Your job is to return every line in the data holding the string "exercise".

**Collection entries**
_ _ _ _

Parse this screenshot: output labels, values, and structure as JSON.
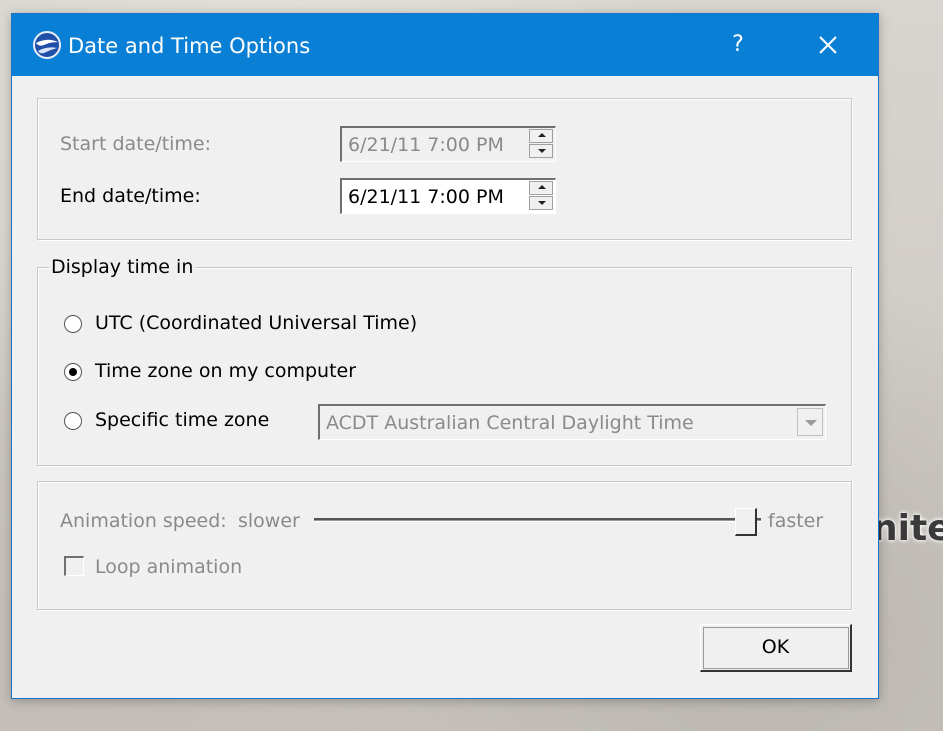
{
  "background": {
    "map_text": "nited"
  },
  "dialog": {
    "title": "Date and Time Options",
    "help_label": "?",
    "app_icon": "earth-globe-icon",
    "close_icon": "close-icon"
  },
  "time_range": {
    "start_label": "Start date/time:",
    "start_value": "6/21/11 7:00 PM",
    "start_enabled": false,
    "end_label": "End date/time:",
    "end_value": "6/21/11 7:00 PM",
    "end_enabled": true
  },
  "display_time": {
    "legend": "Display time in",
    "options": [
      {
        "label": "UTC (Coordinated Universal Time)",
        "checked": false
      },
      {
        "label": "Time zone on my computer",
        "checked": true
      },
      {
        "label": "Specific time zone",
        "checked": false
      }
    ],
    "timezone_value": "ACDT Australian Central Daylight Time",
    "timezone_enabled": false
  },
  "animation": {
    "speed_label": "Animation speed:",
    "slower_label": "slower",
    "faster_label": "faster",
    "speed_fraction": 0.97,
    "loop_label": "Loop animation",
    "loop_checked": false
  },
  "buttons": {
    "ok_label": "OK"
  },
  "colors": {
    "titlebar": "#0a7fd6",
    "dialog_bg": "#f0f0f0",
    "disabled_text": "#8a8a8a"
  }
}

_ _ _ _

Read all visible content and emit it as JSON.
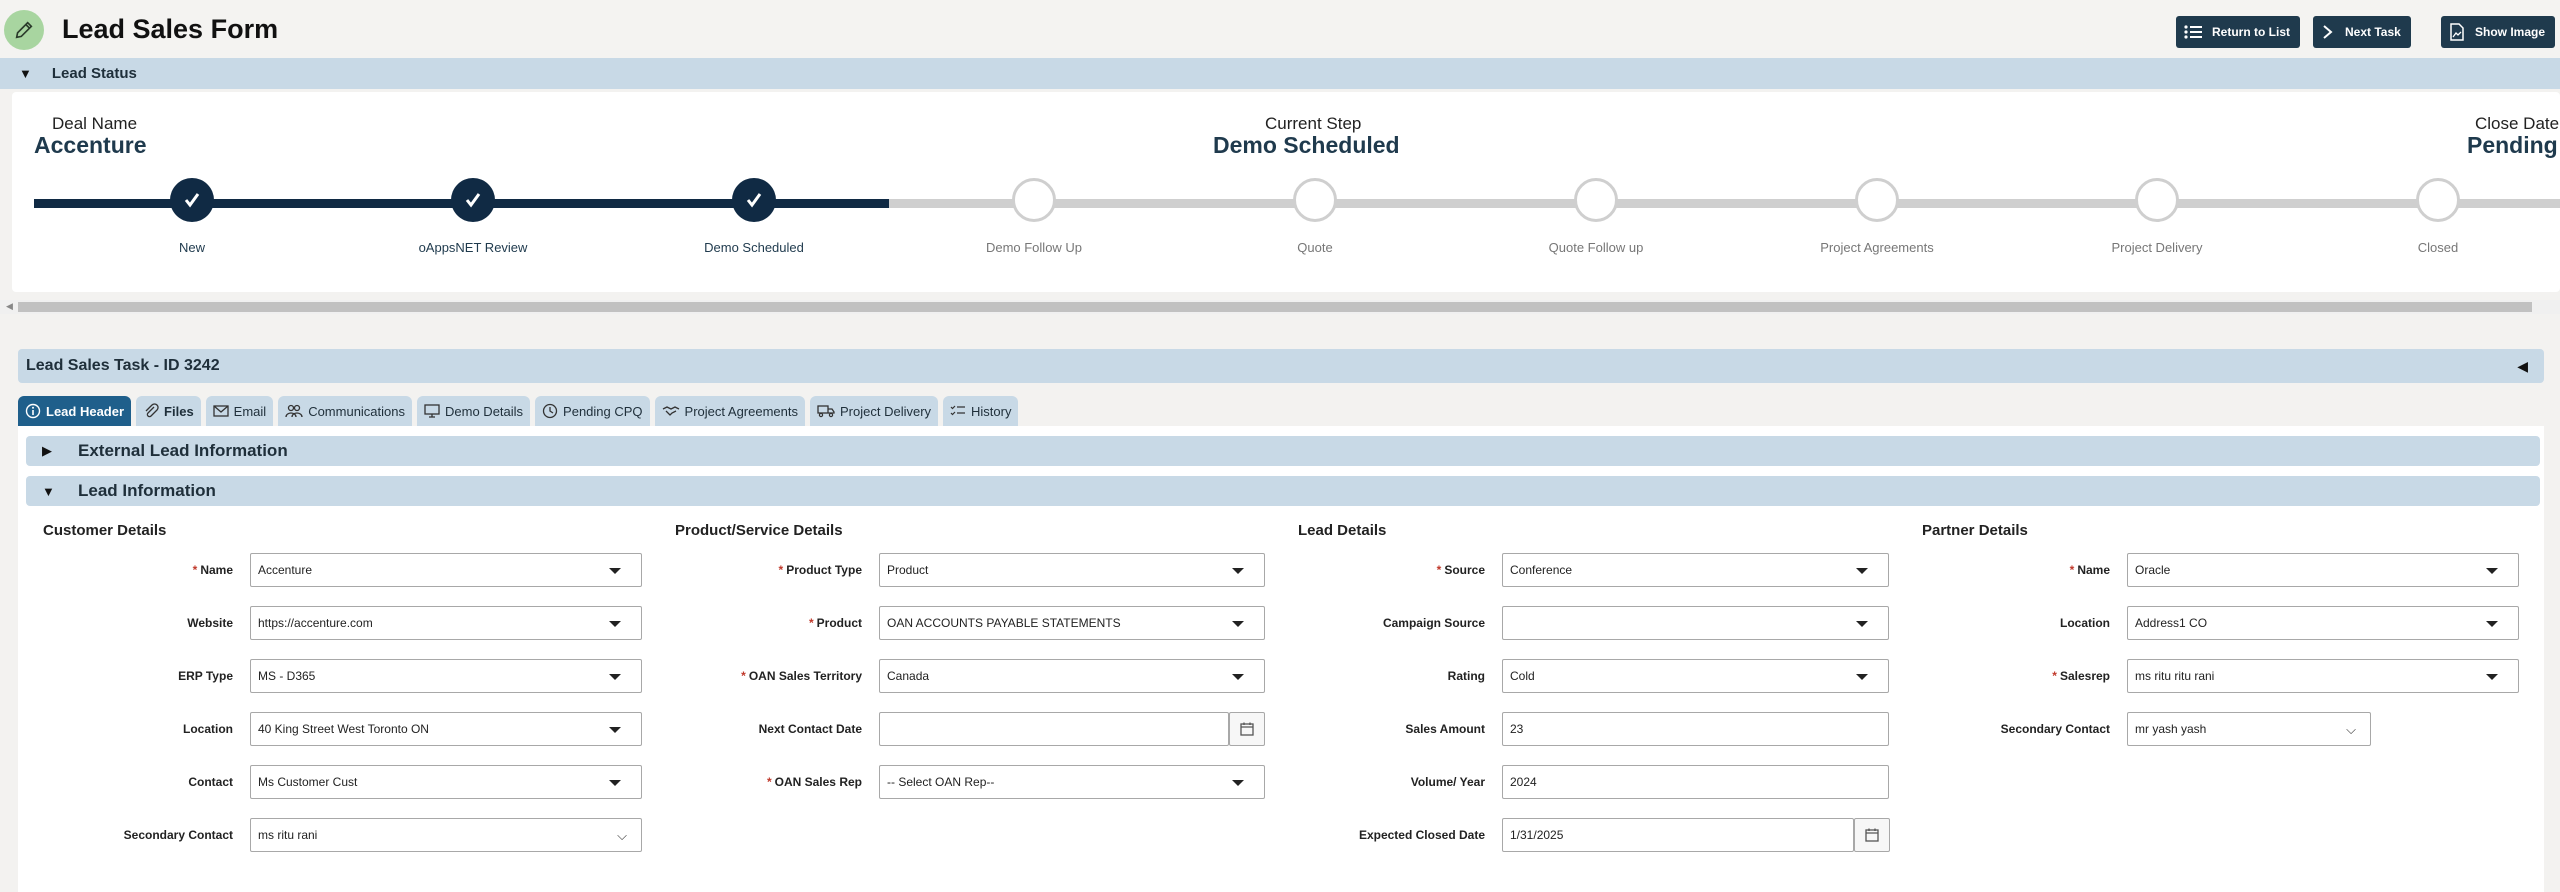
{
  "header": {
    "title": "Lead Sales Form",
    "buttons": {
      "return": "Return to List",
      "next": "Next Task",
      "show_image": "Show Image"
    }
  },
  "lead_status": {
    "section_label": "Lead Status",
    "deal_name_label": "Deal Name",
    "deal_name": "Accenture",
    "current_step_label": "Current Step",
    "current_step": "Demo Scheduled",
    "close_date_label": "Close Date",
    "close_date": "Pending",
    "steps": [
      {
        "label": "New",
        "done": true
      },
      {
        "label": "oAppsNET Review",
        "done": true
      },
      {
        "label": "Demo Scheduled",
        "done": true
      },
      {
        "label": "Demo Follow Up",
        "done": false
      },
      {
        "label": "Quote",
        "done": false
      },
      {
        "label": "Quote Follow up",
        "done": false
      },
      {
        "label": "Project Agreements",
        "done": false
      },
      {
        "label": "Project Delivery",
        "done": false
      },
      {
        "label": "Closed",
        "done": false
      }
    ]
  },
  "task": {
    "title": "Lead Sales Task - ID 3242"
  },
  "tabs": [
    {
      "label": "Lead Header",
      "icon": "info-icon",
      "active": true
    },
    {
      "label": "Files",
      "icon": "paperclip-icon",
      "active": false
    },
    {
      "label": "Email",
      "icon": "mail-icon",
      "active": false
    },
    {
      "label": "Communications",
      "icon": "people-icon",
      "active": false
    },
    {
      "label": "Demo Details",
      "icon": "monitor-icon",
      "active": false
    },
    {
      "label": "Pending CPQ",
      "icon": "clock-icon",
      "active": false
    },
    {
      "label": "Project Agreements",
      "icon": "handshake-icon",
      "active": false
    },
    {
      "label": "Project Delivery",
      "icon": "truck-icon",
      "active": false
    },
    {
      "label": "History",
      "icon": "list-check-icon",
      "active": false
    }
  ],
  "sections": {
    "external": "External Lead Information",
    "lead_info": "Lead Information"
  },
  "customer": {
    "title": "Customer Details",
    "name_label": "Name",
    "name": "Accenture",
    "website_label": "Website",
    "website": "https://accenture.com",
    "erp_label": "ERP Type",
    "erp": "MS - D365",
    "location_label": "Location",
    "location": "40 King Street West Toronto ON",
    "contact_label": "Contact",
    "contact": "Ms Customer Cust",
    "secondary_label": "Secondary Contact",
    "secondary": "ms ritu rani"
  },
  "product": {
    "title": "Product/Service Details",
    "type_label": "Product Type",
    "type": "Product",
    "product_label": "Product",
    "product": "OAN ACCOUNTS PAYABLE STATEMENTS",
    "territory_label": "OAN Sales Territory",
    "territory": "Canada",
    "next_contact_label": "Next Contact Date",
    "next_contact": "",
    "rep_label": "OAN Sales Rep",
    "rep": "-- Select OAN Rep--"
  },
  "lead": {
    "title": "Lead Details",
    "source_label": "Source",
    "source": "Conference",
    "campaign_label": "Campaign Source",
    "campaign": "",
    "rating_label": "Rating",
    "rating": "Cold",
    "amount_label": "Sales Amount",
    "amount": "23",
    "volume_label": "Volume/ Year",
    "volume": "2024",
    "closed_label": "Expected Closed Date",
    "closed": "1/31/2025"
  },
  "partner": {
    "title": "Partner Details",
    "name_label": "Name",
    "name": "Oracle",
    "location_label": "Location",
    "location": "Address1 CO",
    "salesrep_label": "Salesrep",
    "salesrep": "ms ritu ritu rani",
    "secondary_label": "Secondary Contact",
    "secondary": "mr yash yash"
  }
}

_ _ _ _

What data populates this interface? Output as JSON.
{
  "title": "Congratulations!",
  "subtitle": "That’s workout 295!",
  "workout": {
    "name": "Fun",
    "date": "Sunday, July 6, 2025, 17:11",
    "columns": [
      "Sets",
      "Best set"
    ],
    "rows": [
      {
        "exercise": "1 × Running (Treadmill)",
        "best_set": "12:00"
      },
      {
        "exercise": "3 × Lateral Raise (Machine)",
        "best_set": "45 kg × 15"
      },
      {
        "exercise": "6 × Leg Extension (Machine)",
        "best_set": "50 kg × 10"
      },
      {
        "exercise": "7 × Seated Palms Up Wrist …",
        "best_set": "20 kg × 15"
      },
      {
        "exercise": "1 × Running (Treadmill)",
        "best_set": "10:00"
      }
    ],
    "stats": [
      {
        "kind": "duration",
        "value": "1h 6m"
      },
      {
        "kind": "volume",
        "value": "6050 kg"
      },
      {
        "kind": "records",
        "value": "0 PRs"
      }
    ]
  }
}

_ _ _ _

**Problem solution**
        "exercise": "1 × Running (Treadmill)",
        "exercise": "3 × Lateral Raise (Machine)",
        "exercise": "6 × Leg Extension (Machine)",
        "exercise": "7 × Seated Palms Up Wrist …",
        "exercise": "1 × Running (Treadmill)",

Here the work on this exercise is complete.